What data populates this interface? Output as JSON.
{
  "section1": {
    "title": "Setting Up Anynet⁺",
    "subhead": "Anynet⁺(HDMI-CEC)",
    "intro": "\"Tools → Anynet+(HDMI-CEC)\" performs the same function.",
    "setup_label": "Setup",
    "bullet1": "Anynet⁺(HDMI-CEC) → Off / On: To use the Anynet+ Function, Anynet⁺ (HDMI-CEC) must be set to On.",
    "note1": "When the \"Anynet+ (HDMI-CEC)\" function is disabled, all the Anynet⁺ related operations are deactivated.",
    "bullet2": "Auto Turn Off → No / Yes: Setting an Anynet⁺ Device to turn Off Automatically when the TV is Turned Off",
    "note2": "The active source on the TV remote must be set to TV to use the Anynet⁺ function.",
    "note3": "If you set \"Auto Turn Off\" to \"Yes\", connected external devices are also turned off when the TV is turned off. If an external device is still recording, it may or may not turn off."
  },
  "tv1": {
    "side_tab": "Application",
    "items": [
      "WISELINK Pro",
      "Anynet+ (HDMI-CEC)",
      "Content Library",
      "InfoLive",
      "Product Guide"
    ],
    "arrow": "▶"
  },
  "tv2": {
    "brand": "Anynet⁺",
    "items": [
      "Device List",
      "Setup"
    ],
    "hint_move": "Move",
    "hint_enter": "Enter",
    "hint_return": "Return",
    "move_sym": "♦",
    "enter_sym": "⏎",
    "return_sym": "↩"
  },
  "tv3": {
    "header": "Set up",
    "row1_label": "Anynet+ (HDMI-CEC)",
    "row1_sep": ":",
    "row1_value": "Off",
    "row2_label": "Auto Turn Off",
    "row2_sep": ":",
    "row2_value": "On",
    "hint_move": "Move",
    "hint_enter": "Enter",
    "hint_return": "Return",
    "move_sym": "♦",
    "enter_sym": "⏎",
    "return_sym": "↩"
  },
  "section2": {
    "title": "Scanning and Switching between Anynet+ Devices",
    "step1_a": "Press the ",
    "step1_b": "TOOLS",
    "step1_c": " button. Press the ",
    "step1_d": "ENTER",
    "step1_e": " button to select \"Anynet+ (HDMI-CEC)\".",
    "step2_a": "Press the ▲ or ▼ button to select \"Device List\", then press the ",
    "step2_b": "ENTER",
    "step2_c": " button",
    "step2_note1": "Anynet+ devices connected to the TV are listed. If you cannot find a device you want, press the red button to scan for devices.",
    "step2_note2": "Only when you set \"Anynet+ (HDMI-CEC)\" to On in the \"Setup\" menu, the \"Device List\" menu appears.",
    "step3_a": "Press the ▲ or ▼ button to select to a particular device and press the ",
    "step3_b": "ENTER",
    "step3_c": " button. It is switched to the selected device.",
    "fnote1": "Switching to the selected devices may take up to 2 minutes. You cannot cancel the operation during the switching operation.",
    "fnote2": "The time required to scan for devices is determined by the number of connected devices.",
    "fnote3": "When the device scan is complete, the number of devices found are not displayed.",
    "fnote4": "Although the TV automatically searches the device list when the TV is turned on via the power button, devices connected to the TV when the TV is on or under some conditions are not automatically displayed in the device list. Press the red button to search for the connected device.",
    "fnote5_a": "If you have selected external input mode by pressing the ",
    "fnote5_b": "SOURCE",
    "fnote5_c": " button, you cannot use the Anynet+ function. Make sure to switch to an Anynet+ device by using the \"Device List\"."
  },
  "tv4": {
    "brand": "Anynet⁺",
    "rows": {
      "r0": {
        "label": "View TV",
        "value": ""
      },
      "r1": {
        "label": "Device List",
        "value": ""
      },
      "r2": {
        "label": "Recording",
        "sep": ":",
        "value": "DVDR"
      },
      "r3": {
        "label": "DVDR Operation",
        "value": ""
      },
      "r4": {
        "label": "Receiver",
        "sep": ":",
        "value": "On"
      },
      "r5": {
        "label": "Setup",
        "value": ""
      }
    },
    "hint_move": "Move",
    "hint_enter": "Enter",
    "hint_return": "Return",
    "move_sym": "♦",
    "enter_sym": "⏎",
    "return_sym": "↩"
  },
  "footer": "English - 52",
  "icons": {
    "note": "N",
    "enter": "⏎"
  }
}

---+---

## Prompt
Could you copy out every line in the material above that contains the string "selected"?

## Response to this task
    "step3_c": " button. It is switched to the selected device.",
    "fnote1": "Switching to the selected devices may take up to 2 minutes. You cannot cancel the operation during the switching operation.",
    "fnote5_a": "If you have selected external input mode by pressing the ",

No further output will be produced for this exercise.